Follow the latest news on the earthquake in Turkey and Syria
Gunmen stormed a hospital in northern Syria where Aya, a baby born in the rubble of the 7.8-magnitude earthquake that hit Turkey and Syria last week, is receiving care, a hospital official said on Tuesday.
The official told the Associated Press that the attackers beat up the clinic's doctor.
The official denied reports on social media claiming that the Monday night attack was an attempt to kidnap the infant. Aya, Arabic for “a sign from God”, has been cared for at the hospital since being rescued from rubble after the earthquake on February 6. Her mother, father and four siblings were all killed.
The progress of Aya has been closely followed since her birth and people from around the world have been offering their help.
The official, who spoke on condition of anonymity for fear of reprisals, said the hospital director had suspected that a nurse who was taking pictures of Aya was planning to kidnap her and told him to leave. The nurse allegedly returned hours later accompanied by gunmen who beat up the director. The director's wife has been breast-feeding Aya.
On arrival, the gunmen told police officers protecting the girl that they were going after the director for firing their friend. They said they were not interested in Aya, according to the official.
Several people have falsely claimed to be Aya's relatives, prompting local policemen to guard her.
Aya may be able to leave the hospital as soon as Tuesday or Wednesday, according to her great uncle, Saleh Al Badran. He said the baby’s paternal aunt, who recently gave birth and survived the quake, will raise her.
Rescue workers in the northern Syrian town of Jinderis discovered the dark-haired baby girl about 10 hours after the quake hit, as they were digging through the wreckage of the five-story apartment building where her parents lived.
Buried under the concrete, she was still connected by her umbilical cord to her mother, Afraa Abu Hadiya.

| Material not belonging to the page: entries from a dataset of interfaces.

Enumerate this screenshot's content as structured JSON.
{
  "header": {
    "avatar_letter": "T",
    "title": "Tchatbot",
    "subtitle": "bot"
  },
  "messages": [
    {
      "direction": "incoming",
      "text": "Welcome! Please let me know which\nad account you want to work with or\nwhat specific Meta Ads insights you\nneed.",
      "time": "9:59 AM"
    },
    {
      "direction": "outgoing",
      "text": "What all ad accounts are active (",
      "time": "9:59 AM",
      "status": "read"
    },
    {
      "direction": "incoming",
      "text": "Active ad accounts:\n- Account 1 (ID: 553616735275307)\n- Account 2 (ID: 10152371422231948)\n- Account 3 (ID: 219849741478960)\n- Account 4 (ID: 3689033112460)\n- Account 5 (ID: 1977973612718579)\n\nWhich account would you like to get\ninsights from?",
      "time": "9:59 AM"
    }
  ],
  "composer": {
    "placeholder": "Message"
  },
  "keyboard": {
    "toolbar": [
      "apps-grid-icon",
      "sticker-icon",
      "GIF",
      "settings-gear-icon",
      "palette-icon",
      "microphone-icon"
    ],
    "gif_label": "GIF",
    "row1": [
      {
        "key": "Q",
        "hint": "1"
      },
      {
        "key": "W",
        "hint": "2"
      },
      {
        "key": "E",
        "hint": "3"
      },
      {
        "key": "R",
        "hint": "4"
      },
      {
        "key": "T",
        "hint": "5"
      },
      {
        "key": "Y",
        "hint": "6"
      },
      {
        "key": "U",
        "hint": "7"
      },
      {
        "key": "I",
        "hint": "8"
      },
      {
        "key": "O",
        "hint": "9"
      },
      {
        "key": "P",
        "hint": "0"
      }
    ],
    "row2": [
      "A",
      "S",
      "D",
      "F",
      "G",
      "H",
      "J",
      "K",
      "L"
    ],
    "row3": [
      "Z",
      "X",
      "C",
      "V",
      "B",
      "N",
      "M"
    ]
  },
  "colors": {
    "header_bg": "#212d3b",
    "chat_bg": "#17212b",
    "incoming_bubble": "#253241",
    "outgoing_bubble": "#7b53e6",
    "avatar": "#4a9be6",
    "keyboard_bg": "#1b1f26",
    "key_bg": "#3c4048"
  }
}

She was rushed to the hospital in nearby Afrin, where she has been cared for since.
The devastating quake followed by a series of tremors that struck south-eastern Turkey and northern Syria reduced many of the towns and cities to rubble and twisted metal. More than 35,000 people are known to have been killed, and that toll is expected to rise considerably as search teams find more bodies.
The earthquake destroyed dozens of housing units in the town of Jinderis, where Aya’s family had been living since 2018.
Aya’s father, Abdullah Turki Mleihan, was originally from the village of Khsham in eastern Deir el-Zour province, but left in 2014 after ISIS captured their village, said one of his uncles.